“2018 is a catalyst year for live content in the region. The launch of cinemas in KSA combined with an overall push on live entertainment will boost significantly the contribution of this part of the media segment in the Kingdom with ripple effects across the region. In a similar vein the acquisition of the Saudi League rights by STC is a game changer for digital live content monetization” said Durou.
Another area of growth is the growing adoption of smartphones. By the end of 2023, more than 90% of adults in developed countries are expected to have a smartphone, with ownership among those aged between 55 and 75 reaching 85%. Deloitte Global predicts that owners will interact with their phones on average 65 times per day in 2023, a 20% increase in 2018.
At the same time, Deloitte Global predicts 45% of global adult smartphone users- including 65% of those between 18-24 years- will concerned that they are using their phones excessively for certain activities and may in turn try to limit their usage in 2018.
“Historically, Middle East consumers have always shown advanced utilization patterns of mobile. Currently, in Saudi Arabia, 68% of people use their phone within the first five minutes after waking up, almost double the proportion of users that do so globally. However, aside from social etiquette, we see regional governments involved in curbing the negative impact of smartphone addiction,” said Durou.
Over a billion smartphone users will likely create augmented reality (AR) content at least once in 2018, with at least 300 million doing so monthly, and tens of millions weekly, according to Deloitte Global.
In 2018, Deloitte Global forecasts that one fifth of North American homes will get all of their internet data access via cellular mobile networks. There will be significant variations by country though. In Brazil, for example, nearly a third of all homes will be mobile only, but only 10% in some European countries.
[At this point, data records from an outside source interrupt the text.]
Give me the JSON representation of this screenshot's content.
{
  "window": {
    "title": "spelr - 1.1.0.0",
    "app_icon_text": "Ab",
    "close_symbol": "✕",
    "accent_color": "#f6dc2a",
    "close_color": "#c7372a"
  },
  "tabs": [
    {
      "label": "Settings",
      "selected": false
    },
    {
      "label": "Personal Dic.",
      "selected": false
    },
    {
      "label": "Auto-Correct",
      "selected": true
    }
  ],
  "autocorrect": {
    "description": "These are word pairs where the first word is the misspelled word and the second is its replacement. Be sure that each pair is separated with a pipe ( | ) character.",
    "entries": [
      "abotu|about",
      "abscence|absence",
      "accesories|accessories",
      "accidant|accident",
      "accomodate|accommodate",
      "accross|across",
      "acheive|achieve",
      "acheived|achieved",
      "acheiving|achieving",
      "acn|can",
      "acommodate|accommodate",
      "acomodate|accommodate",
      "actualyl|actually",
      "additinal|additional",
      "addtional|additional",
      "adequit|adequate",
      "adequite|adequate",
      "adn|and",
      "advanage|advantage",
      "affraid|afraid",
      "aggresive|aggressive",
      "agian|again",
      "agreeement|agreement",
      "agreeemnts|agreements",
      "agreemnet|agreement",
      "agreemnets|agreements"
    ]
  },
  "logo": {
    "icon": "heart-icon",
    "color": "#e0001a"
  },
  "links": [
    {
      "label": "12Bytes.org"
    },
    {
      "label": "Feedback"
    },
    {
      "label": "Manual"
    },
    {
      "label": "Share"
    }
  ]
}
The differences between geographies are due to a range of technological, economic and demographic factors.